Set down word for word each line from the one containing "Extract the structured" through the end of the records, both included. Do not copy any pictures.

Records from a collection
BEGIN

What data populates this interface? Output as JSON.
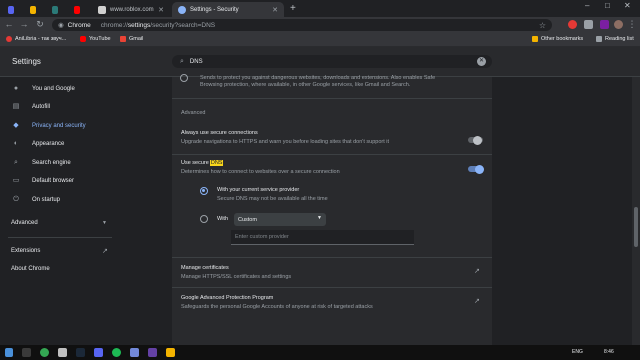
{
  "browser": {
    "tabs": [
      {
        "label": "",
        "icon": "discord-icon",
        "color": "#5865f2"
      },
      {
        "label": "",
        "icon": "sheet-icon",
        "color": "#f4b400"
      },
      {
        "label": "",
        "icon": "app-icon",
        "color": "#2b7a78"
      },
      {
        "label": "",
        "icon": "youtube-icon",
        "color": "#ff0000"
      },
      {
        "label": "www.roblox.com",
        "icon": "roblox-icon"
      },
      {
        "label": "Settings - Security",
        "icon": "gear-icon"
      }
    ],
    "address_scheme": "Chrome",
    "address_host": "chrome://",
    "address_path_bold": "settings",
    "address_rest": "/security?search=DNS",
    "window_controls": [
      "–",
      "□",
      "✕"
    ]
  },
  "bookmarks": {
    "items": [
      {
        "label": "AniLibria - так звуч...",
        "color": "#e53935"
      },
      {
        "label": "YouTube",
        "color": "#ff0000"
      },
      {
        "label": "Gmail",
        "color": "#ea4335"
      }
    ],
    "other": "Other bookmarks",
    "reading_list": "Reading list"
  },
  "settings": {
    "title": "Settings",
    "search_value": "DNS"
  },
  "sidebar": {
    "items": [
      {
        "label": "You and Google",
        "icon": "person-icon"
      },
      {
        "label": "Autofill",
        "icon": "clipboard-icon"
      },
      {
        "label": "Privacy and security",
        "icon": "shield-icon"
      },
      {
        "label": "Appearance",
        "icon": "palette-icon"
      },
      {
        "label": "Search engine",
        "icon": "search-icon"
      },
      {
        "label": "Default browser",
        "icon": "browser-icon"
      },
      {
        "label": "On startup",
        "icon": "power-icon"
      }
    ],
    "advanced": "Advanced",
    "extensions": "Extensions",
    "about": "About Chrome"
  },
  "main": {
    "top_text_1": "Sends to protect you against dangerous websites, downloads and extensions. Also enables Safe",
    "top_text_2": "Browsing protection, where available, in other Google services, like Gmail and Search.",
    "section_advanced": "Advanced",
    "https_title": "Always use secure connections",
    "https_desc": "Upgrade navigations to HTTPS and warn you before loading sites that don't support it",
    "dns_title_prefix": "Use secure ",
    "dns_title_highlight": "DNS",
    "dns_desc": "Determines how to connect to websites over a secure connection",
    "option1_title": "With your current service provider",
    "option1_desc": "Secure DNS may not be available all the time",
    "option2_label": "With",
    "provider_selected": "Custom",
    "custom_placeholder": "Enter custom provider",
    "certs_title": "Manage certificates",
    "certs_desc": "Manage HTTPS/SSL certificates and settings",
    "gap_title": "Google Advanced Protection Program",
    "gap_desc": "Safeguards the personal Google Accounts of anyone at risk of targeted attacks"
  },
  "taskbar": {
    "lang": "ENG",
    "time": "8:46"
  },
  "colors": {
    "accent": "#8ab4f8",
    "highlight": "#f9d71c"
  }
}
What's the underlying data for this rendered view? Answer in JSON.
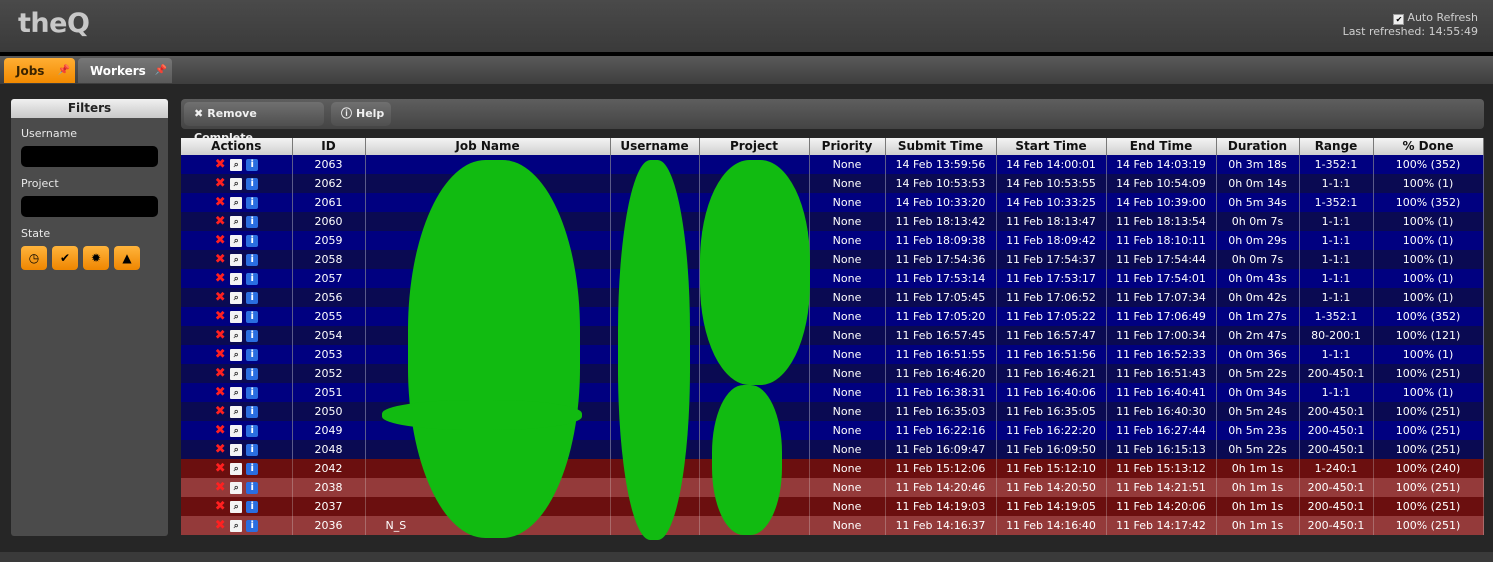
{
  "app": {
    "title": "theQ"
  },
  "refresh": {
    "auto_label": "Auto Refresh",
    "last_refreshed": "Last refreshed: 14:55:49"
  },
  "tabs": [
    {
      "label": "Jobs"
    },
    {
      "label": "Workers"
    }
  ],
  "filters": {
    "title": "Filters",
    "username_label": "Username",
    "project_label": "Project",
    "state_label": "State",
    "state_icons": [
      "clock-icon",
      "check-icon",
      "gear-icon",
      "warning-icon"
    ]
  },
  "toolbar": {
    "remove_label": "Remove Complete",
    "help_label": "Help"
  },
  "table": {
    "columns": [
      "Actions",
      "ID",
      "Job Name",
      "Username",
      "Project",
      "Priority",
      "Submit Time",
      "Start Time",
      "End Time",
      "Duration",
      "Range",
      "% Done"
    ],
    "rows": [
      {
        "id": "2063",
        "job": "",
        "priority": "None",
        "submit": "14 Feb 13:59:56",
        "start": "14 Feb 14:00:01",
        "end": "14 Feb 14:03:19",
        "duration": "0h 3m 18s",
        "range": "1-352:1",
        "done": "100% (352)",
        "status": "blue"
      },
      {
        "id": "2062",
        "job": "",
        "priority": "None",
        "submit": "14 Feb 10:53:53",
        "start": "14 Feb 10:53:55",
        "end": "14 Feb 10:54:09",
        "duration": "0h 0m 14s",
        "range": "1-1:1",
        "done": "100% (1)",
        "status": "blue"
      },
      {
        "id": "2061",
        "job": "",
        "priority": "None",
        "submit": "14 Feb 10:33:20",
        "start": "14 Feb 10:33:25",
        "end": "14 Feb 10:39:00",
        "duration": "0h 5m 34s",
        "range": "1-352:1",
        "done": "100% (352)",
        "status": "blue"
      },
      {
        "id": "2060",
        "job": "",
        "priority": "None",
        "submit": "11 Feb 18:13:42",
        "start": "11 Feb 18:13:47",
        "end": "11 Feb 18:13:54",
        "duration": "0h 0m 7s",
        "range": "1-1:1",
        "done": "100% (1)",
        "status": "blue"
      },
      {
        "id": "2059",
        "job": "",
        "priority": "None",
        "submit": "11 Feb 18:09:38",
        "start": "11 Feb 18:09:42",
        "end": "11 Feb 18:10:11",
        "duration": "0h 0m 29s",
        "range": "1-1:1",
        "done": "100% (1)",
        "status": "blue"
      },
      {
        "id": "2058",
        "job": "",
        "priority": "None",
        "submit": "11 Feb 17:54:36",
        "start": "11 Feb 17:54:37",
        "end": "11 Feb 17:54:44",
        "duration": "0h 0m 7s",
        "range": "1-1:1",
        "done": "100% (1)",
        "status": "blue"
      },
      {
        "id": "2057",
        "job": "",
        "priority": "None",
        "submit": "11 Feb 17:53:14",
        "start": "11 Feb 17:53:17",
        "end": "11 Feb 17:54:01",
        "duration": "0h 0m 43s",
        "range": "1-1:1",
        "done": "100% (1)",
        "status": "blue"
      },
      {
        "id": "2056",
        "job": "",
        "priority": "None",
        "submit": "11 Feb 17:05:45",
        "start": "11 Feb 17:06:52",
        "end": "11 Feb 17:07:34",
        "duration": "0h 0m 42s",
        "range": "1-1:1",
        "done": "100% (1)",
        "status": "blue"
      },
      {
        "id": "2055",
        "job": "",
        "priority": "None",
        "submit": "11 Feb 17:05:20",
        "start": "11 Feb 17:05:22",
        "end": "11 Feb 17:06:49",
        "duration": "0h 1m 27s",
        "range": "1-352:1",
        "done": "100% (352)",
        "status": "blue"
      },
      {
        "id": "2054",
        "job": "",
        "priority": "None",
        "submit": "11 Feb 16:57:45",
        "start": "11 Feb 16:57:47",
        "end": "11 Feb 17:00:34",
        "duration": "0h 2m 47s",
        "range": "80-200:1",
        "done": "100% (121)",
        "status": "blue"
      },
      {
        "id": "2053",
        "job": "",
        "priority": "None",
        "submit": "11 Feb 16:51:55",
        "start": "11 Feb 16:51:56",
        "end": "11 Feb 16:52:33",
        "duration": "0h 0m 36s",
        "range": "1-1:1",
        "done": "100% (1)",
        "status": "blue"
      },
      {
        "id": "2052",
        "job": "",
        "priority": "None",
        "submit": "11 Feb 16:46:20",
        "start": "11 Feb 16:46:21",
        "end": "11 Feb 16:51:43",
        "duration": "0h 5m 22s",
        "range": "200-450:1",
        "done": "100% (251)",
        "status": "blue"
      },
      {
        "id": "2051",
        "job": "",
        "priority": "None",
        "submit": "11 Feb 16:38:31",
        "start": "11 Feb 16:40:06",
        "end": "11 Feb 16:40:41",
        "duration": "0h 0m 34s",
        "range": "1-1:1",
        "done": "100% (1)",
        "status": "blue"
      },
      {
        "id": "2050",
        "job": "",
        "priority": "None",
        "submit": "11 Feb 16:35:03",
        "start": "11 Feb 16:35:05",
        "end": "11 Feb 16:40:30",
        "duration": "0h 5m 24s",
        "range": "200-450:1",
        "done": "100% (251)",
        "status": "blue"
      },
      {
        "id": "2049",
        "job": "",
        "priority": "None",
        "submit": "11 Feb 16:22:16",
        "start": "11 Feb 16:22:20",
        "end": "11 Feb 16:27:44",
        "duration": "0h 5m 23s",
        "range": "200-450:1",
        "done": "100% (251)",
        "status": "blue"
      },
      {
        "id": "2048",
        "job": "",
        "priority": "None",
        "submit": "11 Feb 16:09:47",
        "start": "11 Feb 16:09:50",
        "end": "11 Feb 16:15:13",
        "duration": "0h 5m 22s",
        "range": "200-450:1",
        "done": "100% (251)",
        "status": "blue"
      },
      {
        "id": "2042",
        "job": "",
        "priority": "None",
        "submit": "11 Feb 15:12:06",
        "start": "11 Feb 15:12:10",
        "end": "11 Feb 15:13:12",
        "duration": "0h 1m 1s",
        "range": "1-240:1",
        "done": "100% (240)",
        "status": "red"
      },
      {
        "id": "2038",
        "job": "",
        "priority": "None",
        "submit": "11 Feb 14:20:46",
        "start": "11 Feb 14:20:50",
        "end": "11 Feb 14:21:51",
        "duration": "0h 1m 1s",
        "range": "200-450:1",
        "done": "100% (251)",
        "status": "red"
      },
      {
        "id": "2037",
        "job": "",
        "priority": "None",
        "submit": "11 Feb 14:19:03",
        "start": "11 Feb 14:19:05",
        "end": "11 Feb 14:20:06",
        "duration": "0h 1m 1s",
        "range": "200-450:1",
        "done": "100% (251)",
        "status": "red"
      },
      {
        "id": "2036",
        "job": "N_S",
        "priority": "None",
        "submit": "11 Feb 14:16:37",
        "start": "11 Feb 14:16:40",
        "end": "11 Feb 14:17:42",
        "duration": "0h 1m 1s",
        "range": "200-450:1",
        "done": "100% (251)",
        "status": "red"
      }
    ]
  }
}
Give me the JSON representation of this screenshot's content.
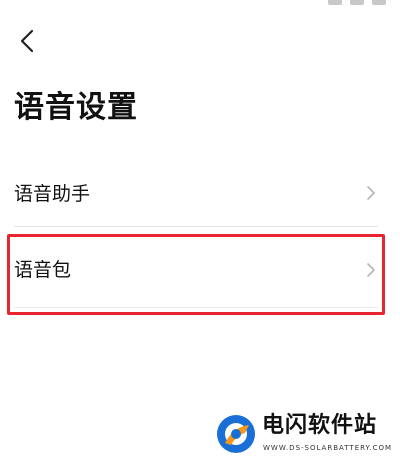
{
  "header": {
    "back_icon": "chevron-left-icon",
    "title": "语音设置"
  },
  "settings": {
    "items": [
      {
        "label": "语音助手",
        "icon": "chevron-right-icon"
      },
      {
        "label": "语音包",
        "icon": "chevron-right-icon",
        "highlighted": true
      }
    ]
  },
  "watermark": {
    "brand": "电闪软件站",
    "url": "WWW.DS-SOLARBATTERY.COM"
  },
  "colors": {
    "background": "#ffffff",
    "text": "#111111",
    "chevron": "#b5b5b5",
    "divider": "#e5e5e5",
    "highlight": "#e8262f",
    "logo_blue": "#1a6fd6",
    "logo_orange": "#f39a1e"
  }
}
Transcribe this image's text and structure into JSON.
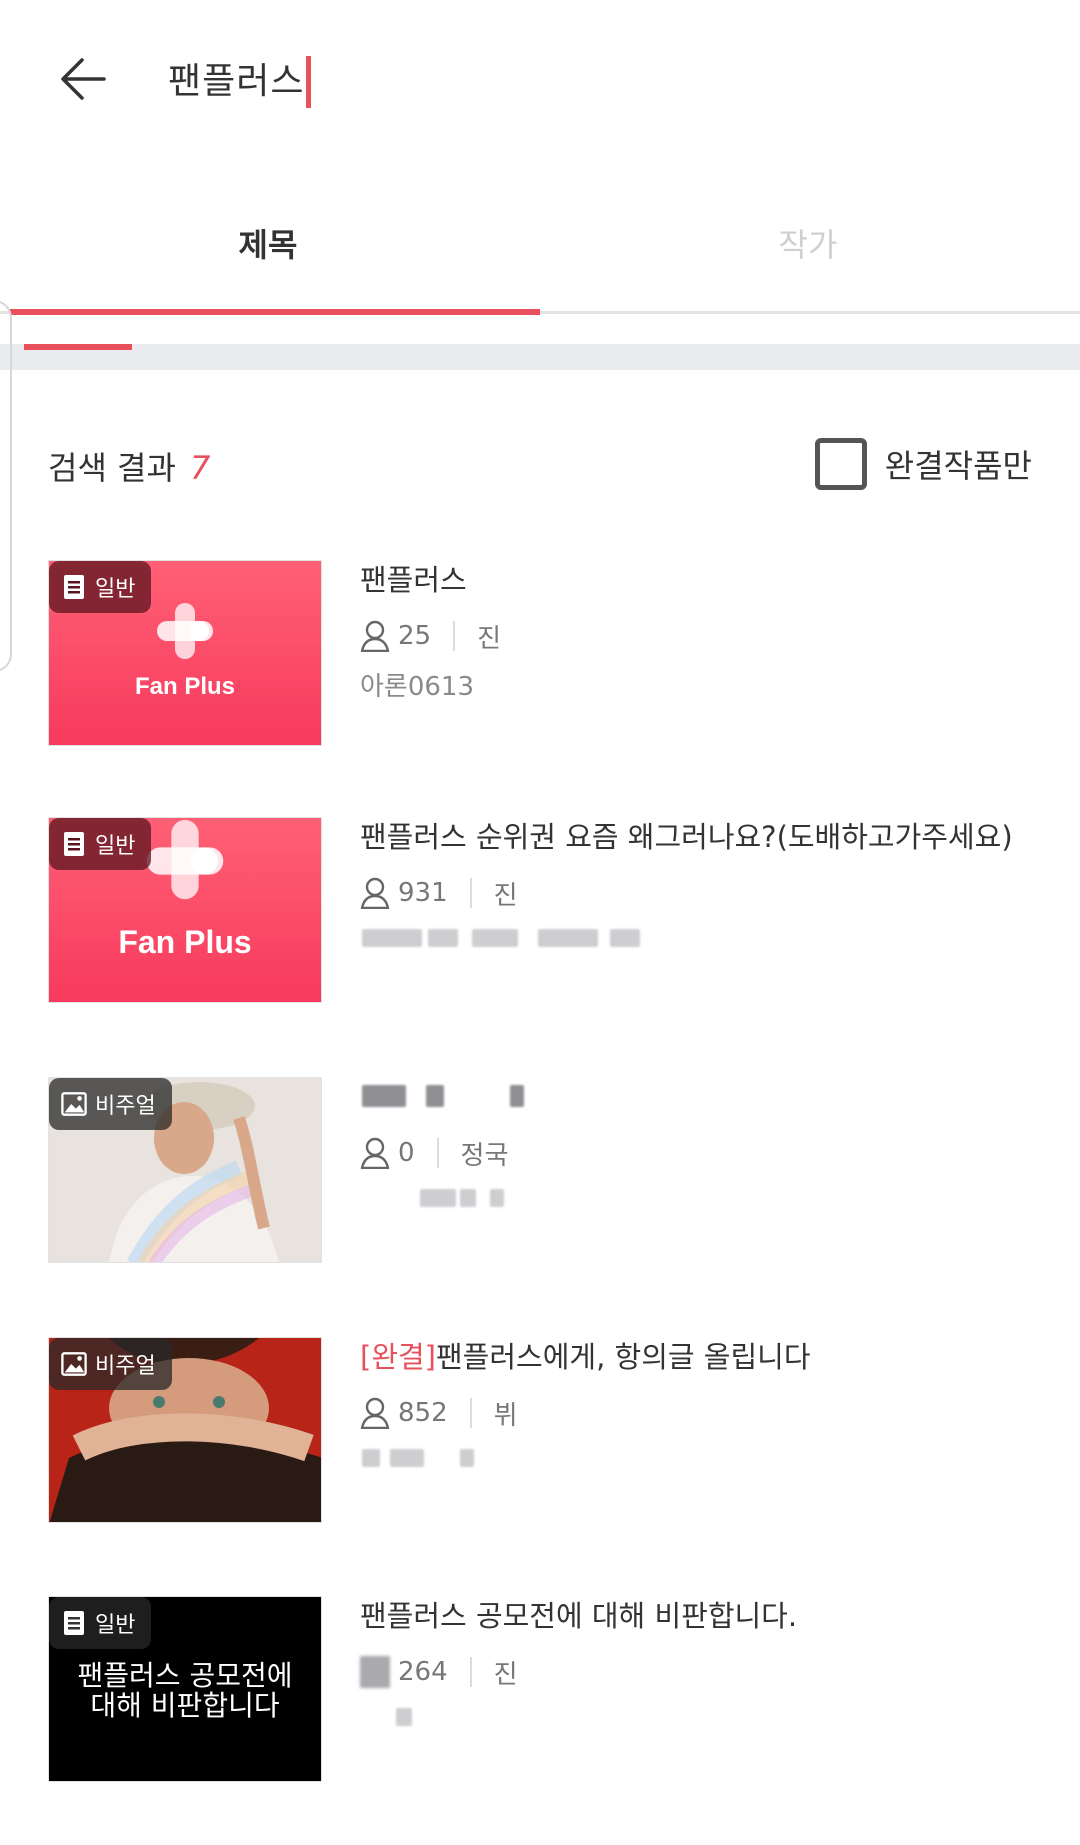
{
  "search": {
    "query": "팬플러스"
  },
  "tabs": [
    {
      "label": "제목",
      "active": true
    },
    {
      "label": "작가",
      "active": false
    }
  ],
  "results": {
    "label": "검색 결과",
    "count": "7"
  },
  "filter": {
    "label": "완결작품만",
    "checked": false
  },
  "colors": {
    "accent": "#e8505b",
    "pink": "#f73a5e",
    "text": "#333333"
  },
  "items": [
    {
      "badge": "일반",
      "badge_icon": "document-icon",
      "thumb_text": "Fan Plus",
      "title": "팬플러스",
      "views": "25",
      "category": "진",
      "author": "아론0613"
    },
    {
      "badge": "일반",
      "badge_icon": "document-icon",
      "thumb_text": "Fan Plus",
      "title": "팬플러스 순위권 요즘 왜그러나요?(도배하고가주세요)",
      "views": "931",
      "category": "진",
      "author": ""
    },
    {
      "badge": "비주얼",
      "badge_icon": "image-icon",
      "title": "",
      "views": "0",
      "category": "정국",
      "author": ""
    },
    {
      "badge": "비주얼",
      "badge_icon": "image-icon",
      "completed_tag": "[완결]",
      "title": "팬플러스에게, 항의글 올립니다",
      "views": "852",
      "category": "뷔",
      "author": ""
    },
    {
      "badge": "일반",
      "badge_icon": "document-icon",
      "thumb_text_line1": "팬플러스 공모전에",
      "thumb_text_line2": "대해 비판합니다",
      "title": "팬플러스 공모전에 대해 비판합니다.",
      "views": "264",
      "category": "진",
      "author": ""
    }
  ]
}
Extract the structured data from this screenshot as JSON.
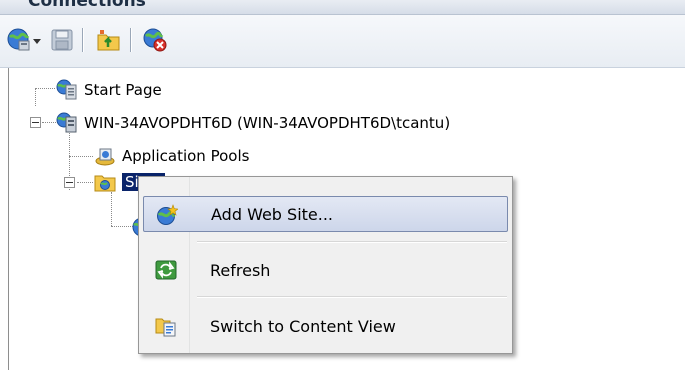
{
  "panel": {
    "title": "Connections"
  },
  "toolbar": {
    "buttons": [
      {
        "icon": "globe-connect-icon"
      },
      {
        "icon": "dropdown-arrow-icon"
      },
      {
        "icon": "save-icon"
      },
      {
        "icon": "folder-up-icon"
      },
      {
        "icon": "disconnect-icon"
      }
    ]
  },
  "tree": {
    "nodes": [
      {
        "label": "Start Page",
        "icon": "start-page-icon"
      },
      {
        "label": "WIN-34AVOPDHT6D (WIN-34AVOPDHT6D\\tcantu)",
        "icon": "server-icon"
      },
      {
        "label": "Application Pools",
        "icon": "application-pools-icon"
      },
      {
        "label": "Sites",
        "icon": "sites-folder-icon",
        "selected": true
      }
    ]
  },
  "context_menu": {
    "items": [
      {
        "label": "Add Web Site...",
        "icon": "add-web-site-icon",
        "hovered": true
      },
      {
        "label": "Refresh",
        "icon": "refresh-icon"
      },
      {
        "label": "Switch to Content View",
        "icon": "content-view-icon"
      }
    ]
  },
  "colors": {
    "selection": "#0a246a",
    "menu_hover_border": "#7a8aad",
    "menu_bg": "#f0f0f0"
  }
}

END

• _WRITTEN REPLY_
Extract the structured data from this screenshot as JSON.
{
  "panel": {
    "title": "Connections"
  },
  "toolbar": {
    "buttons": [
      {
        "icon": "globe-connect-icon"
      },
      {
        "icon": "dropdown-arrow-icon"
      },
      {
        "icon": "save-icon"
      },
      {
        "icon": "folder-up-icon"
      },
      {
        "icon": "disconnect-icon"
      }
    ]
  },
  "tree": {
    "nodes": [
      {
        "label": "Start Page",
        "icon": "start-page-icon"
      },
      {
        "label": "WIN-34AVOPDHT6D (WIN-34AVOPDHT6D\\tcantu)",
        "icon": "server-icon"
      },
      {
        "label": "Application Pools",
        "icon": "application-pools-icon"
      },
      {
        "label": "Sites",
        "icon": "sites-folder-icon",
        "selected": true
      }
    ]
  },
  "context_menu": {
    "items": [
      {
        "label": "Add Web Site...",
        "icon": "add-web-site-icon",
        "hovered": true
      },
      {
        "label": "Refresh",
        "icon": "refresh-icon"
      },
      {
        "label": "Switch to Content View",
        "icon": "content-view-icon"
      }
    ]
  },
  "colors": {
    "selection": "#0a246a",
    "menu_hover_border": "#7a8aad",
    "menu_bg": "#f0f0f0"
  }
}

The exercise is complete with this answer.